*** Opening of GIVEN RECORDS ***

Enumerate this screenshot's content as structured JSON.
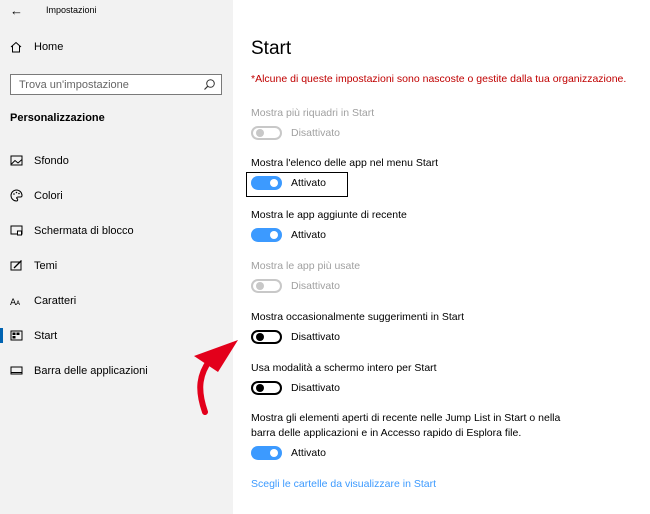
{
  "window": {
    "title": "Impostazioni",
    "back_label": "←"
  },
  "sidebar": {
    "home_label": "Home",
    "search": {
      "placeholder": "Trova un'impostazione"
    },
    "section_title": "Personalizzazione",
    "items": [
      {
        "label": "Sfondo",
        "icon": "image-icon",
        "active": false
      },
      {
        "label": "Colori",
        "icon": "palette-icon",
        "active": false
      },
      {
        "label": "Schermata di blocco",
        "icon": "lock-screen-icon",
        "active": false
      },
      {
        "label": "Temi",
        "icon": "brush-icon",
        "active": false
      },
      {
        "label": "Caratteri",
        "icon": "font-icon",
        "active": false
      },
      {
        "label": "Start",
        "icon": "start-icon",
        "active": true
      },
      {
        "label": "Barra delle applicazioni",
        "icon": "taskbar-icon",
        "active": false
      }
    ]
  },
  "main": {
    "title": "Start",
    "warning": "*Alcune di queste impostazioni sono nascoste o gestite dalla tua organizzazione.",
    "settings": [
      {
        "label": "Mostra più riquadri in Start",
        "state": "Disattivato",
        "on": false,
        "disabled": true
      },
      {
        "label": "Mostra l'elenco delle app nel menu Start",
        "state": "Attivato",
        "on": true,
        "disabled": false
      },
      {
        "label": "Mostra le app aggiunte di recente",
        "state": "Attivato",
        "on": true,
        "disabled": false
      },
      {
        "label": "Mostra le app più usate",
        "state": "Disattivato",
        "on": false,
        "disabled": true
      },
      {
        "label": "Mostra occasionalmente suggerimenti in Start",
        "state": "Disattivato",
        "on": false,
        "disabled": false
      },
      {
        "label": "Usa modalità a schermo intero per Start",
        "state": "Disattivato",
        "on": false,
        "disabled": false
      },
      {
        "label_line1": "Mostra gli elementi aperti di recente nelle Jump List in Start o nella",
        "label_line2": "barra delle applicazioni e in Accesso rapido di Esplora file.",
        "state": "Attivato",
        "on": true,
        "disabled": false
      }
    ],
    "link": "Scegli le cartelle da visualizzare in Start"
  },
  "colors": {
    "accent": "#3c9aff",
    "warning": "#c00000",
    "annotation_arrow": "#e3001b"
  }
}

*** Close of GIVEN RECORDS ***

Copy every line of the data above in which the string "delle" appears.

» EXERCISE RESPONSE:
        "label": "Barra delle applicazioni",
        "label": "Mostra l'elenco delle app nel menu Start",
        "label_line2": "barra delle applicazioni e in Accesso rapido di Esplora file.",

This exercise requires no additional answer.